She knew her husband, Kiden, for about a year until they married and moved into another house on Front Street. They had four children: one living with her in Wahikuli, one in California, one residing in Hilo and one that passed away.

Growing up, she loved the summertime, when there

were Bon Festivals, and New Year’s, when there was plentiful food to eat.

She takes a special liking toward her Japanese heritage — she’s fluent in Japanese and knows how to write as well — and so did her husband. He was president of Lahaina Jodo Mission and an active member in the temple.

She lost her husband in 1999, but Violet knew him as the smartest, richest, kindest and most religious person in the world.
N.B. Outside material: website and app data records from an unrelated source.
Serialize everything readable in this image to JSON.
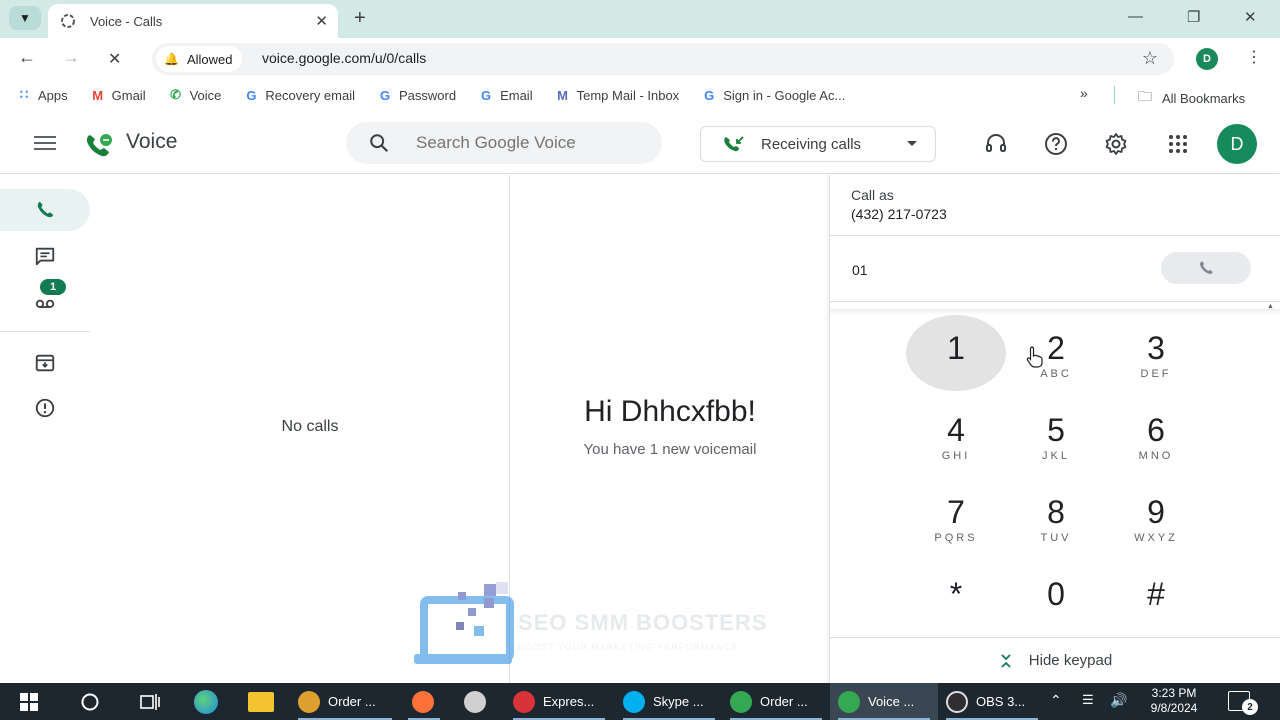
{
  "browser": {
    "tab_title": "Voice - Calls",
    "new_tab": "+",
    "permission_chip": "Allowed",
    "url": "voice.google.com/u/0/calls",
    "profile_initial": "D",
    "bookmarks": [
      {
        "label": "Apps",
        "icon": "apps-grid-icon"
      },
      {
        "label": "Gmail",
        "icon": "gmail-icon"
      },
      {
        "label": "Voice",
        "icon": "voice-icon"
      },
      {
        "label": "Recovery email",
        "icon": "google-icon"
      },
      {
        "label": "Password",
        "icon": "google-icon"
      },
      {
        "label": "Email",
        "icon": "google-icon"
      },
      {
        "label": "Temp Mail - Inbox",
        "icon": "mail-icon"
      },
      {
        "label": "Sign in - Google Ac...",
        "icon": "google-icon"
      }
    ],
    "bookmarks_overflow": "»",
    "all_bookmarks": "All Bookmarks"
  },
  "app": {
    "name": "Voice",
    "search_placeholder": "Search Google Voice",
    "receiving_label": "Receiving calls",
    "avatar_initial": "D",
    "voicemail_badge": "1",
    "accent": "#137a54"
  },
  "calls_panel": {
    "empty_text": "No calls"
  },
  "welcome": {
    "greeting": "Hi Dhhcxfbb!",
    "subtext": "You have 1 new voicemail"
  },
  "dialer": {
    "call_as_label": "Call as",
    "call_as_number": "(432) 217-0723",
    "input_value": "01",
    "keys": [
      {
        "digit": "1",
        "letters": ""
      },
      {
        "digit": "2",
        "letters": "ABC"
      },
      {
        "digit": "3",
        "letters": "DEF"
      },
      {
        "digit": "4",
        "letters": "GHI"
      },
      {
        "digit": "5",
        "letters": "JKL"
      },
      {
        "digit": "6",
        "letters": "MNO"
      },
      {
        "digit": "7",
        "letters": "PQRS"
      },
      {
        "digit": "8",
        "letters": "TUV"
      },
      {
        "digit": "9",
        "letters": "WXYZ"
      },
      {
        "digit": "*",
        "letters": ""
      },
      {
        "digit": "0",
        "letters": ""
      },
      {
        "digit": "#",
        "letters": ""
      }
    ],
    "hide_keypad": "Hide keypad"
  },
  "watermark": {
    "title": "SEO SMM BOOSTERS",
    "tagline": "BOOST YOUR MARKETING PERFORMANCE"
  },
  "taskbar": {
    "items": [
      {
        "label": "Order ...",
        "color": "#e0a030"
      },
      {
        "label": "",
        "color": "#ff7139"
      },
      {
        "label": "",
        "color": "#d0d0d0"
      },
      {
        "label": "Expres...",
        "color": "#d8323a"
      },
      {
        "label": "Skype ...",
        "color": "#00aff0"
      },
      {
        "label": "Order ...",
        "color": "#34a853"
      },
      {
        "label": "Voice ...",
        "color": "#34a853"
      },
      {
        "label": "OBS 3...",
        "color": "#302e31"
      }
    ],
    "time": "3:23 PM",
    "date": "9/8/2024",
    "notification_count": "2"
  }
}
Her love for her husband and her children was

palpable in her enthusiasm in describing them.

 Today, Violet is an active participant at the West Maui Senior Center, where she attends weekly activities. Sewing, one of her pastimes, is one of the activities that she loves to do, as well as gardening, which she first learned when she was a young girl growing up. She also loves to do craft sessions at her church and enjoys traveling. She has been all over the world, from Las Vegas to China, and Australia to New Zealand. But her favorite place was Japan. She loved the food and scenery, especially in the springtime, where she saw all the beautiful cherry blossoms in the trees.

Within 20 minutes, I’ve gotten to know Violet, and she truly is an amazing lady. She has been faithful to her family and loving and compassionate toward her friends. She’s a beautiful soul with a great character and an infectious laugh, and there wasn’t a moment where I didn’t feel comfortable.

As an elder talking to a member of this generation, she told me, “Study hard, follow the rules and regulations, and respect your elders.” Her kind words have enlightened me, and in her eyes I could see she was speaking from her heart.

If I could describe Violet in one word, it would be happy. I asked her to translate it in Japanese and it meant “ureshii.” I know if I’m as faithful and patient as Mrs. Nishijima, I will be “happy, thankful and grateful” for the rest of my life.